On Sunday, 1,054 COVID-19 deaths were recorded in Brazil. The moving average, which compiles the number of deaths in the last seven days, reached 1,497, according to data gathered by the consortium of press outlets.
It is the ninth consecutive day that Brazil has set a record in this regard, according to O Estado de São Paulo. In 2020, at the worst moment of the pandemic in Brazil, the record moving average was 1,096 deaths, reached in July. In the same period, there was a peak of daily cases that year, 46,000.
This record in March 2021 exceeds 60,000 contaminated every 24 hours, and projections indicate worsening throughout the month, according to O Globo.
What is the aftermath? There is strong pressure on health systems across Brazil. In the states of Mato Grosso do Sul and Santa Catarina there are infected with COVID-19 awaiting an ICU bed, said Folha de São Paulo and Poder360.
Why is Covid-19 worse in Latin America than Africa and Asia?
The COVID-19 death toll has been lower in Africa and Asia than Europe or the U.S, besides emerging countries in Latin America (see graph below by The New York Times). According to Expansión, in Mexico – the Latin America’s country with the worst position in the chart – the first week of March accumulates 41,662 cases of COVID-19 and 190,604 deaths.
According to The New York Times, one explanation for why Covid toll is lower across much of Africa and Asia is that daily life tends to better ventilated in warmer, lower-income countries.

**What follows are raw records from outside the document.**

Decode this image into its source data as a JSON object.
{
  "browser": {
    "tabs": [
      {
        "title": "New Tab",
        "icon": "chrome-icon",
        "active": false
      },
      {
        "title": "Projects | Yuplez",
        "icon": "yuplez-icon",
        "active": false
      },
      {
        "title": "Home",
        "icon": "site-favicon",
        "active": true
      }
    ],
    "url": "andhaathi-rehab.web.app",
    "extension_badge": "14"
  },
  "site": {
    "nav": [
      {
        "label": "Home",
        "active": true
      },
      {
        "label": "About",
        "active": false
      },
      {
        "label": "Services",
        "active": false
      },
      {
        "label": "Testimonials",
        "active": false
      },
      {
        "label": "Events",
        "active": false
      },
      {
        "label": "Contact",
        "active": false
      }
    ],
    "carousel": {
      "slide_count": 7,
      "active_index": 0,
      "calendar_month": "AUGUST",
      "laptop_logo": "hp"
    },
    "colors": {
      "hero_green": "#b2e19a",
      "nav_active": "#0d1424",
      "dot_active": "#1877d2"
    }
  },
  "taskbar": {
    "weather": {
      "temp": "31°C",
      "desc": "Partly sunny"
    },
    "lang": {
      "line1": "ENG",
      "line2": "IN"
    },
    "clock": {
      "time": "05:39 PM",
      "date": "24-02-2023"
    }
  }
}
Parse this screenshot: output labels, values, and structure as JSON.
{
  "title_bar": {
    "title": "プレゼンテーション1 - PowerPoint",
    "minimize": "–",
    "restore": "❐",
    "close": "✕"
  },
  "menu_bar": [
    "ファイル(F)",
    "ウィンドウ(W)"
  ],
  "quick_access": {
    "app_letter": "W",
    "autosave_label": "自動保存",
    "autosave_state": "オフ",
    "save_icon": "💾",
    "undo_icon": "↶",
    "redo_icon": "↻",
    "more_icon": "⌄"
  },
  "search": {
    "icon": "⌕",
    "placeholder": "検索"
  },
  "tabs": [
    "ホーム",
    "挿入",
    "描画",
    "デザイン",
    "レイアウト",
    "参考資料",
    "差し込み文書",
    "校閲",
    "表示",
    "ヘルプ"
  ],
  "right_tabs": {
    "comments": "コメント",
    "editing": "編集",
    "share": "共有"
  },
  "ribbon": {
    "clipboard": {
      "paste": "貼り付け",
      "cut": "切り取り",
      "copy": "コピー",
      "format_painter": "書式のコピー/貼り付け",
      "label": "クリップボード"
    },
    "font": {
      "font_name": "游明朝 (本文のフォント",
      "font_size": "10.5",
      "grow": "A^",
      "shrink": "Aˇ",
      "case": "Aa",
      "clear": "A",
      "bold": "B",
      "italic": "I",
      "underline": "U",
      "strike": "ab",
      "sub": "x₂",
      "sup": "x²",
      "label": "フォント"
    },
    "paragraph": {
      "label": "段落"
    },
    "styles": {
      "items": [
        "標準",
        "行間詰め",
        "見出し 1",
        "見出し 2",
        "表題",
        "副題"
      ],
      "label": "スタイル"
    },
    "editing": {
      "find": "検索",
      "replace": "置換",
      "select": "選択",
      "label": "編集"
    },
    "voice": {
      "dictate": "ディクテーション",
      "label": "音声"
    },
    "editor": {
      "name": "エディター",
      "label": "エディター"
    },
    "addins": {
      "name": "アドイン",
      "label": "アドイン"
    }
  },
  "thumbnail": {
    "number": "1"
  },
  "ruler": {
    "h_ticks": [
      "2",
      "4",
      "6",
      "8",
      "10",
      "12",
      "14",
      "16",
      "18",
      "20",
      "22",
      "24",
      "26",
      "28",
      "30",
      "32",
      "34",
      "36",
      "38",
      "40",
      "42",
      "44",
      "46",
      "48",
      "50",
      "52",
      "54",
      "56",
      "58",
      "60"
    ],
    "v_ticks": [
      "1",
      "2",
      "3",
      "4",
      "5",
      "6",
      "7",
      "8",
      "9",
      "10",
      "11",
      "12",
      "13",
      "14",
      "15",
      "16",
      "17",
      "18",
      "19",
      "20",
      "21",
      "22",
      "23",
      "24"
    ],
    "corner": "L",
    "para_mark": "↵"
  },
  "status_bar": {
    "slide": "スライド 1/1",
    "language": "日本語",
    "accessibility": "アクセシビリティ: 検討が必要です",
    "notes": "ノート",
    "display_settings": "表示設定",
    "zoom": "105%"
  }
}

In these emerging countries, people spend more time outdoors, and windows are often open. In better ventilated environment, Covid is less likely to spread, says The New York Times. But why in Latin America deaths are higher than in Africa and Asia?
According to Reuters, one suggestion is that if previous coronaviruses spread more widely in some countries, people’s immune systems may be better prepared for it. Still, there’s a lot to find out about it.